## PROVIDED MATERIAL:
────
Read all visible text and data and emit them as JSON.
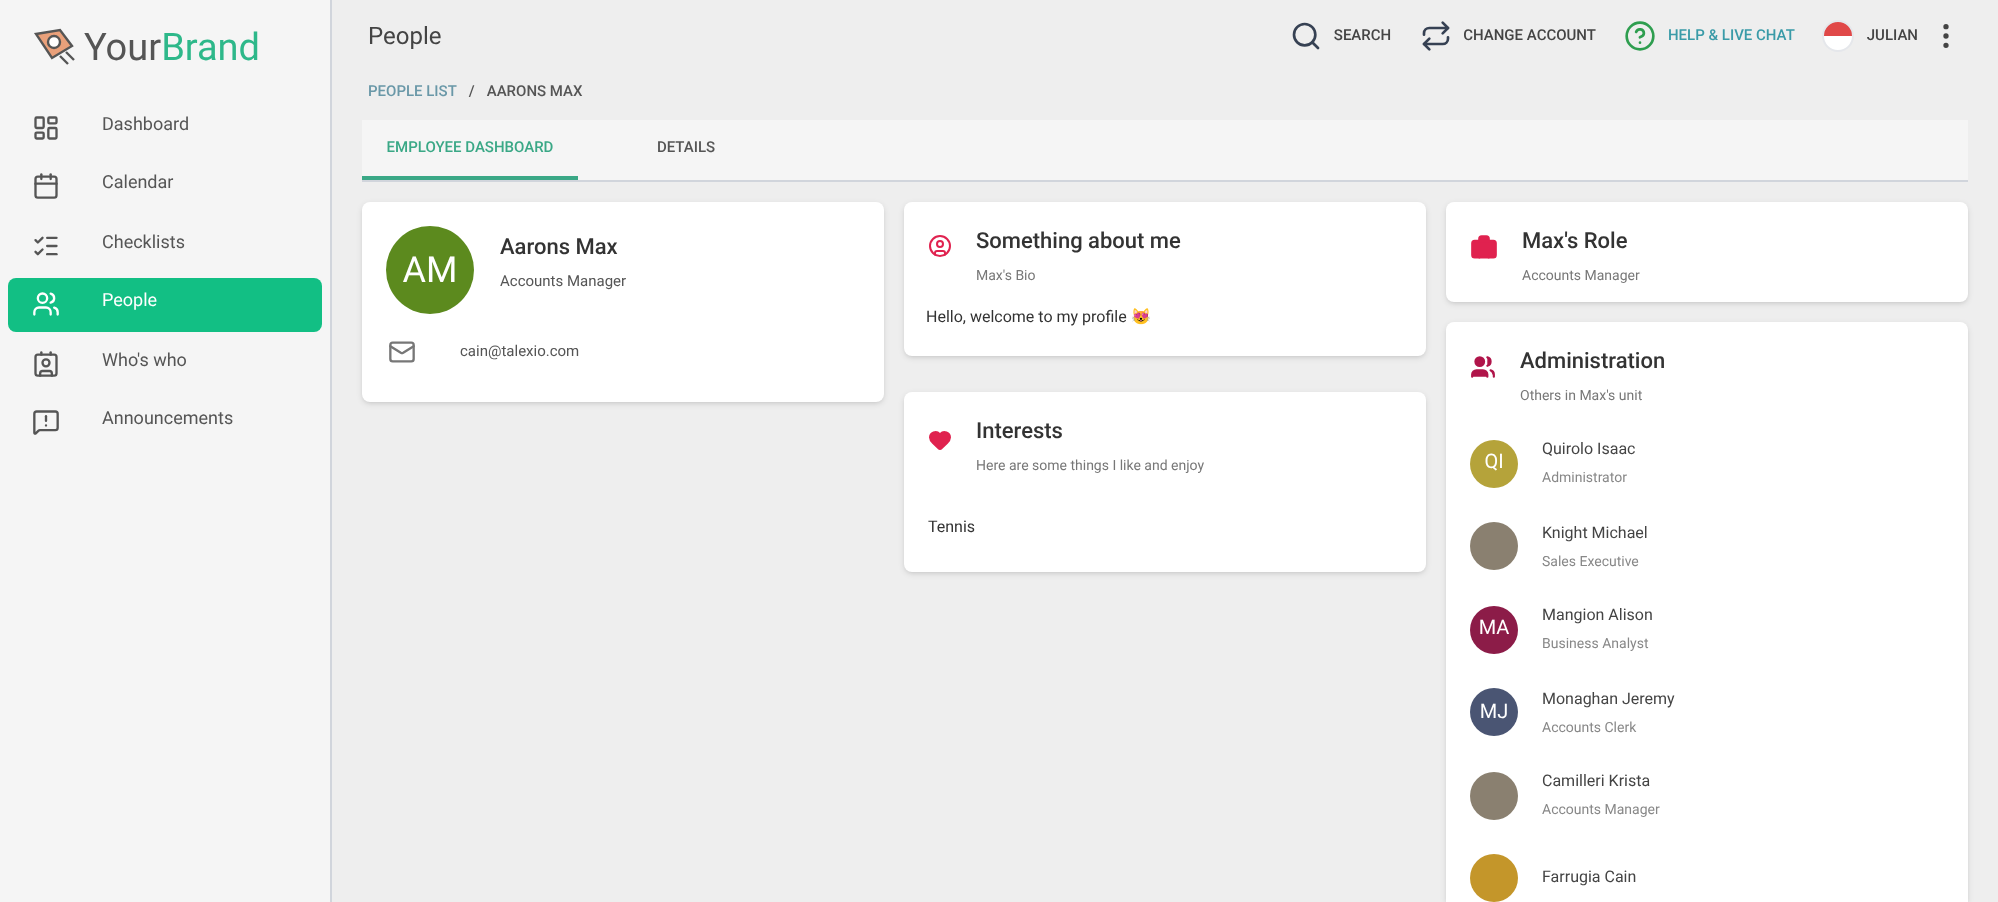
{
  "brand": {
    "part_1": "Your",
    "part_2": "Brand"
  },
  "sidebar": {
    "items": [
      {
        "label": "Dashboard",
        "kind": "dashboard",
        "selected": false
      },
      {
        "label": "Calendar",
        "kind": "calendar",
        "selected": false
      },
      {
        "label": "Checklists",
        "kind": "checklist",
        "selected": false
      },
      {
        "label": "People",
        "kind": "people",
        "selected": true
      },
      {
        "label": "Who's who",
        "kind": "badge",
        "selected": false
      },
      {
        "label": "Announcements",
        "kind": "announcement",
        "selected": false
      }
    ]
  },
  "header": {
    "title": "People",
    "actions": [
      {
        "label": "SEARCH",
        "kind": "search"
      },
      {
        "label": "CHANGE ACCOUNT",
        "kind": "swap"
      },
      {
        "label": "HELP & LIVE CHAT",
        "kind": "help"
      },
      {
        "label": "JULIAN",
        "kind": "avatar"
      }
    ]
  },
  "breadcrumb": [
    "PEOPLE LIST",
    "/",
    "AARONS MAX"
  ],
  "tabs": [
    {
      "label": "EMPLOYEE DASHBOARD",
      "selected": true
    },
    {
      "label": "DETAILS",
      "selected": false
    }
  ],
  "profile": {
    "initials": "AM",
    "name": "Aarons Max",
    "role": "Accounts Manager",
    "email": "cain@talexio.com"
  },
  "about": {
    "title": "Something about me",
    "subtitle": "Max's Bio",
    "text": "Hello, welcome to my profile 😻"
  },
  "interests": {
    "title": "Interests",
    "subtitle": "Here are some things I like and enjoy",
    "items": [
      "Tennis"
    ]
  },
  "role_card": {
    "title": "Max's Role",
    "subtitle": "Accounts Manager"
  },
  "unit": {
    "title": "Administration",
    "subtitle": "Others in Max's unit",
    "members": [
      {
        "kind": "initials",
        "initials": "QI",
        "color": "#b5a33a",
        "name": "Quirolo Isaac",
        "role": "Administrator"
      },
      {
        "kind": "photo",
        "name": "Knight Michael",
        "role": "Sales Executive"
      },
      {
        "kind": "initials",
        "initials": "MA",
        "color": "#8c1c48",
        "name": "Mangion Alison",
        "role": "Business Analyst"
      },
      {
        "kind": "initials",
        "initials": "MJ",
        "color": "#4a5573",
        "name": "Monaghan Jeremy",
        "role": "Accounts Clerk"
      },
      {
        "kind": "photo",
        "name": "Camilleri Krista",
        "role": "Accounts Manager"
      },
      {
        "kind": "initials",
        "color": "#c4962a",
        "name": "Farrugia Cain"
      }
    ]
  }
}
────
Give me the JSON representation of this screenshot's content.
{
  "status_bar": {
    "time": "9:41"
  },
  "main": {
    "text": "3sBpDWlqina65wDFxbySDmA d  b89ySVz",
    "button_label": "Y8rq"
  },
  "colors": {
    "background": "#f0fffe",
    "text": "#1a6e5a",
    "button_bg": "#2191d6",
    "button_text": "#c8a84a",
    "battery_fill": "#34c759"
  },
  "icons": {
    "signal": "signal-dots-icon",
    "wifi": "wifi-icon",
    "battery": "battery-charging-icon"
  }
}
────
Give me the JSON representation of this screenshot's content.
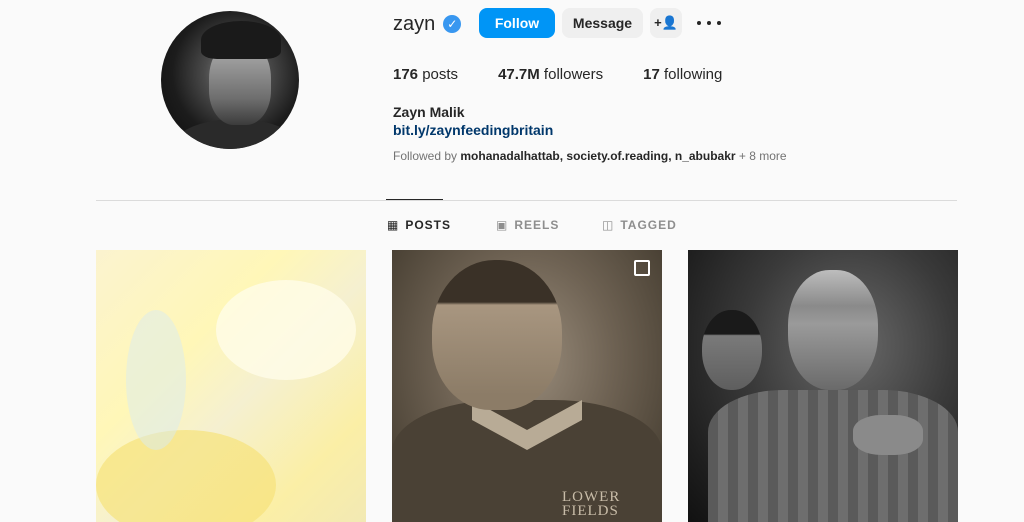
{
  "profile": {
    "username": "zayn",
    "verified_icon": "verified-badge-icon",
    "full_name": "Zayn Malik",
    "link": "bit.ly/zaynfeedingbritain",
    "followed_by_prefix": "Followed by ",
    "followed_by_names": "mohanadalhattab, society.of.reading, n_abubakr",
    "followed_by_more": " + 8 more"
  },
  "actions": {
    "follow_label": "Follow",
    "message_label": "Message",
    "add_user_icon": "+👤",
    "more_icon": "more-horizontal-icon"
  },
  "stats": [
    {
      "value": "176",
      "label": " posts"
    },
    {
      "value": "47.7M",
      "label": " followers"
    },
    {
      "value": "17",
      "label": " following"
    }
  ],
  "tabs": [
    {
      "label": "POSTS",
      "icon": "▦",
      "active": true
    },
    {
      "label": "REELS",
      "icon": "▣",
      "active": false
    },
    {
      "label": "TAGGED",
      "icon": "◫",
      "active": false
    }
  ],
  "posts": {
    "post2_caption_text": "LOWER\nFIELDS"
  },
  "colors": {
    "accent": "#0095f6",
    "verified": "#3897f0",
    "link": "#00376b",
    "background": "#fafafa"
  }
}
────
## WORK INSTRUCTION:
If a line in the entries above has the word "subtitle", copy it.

## ANSWER BOX:
    "subtitle": "Max's Bio",
    "subtitle": "Here are some things I like and enjoy",
    "subtitle": "Accounts Manager"
    "subtitle": "Others in Max's unit",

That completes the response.